Exercise directions: In the records that follow, find each line with the word "Speech" and copy it.

Web page and app entries:
◆ ◆ ◆
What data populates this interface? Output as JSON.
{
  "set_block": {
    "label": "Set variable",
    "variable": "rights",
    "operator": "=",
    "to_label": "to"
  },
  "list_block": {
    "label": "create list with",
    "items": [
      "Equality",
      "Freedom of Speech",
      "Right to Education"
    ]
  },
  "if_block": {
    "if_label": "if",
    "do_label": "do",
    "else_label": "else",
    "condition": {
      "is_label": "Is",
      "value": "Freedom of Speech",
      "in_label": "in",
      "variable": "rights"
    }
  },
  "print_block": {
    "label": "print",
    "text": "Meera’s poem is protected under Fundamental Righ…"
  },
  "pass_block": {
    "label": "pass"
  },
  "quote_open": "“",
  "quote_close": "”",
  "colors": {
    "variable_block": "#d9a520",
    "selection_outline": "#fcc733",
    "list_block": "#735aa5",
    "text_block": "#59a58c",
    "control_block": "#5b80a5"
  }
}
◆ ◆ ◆
Your response:
      "Freedom of Speech",
      "value": "Freedom of Speech",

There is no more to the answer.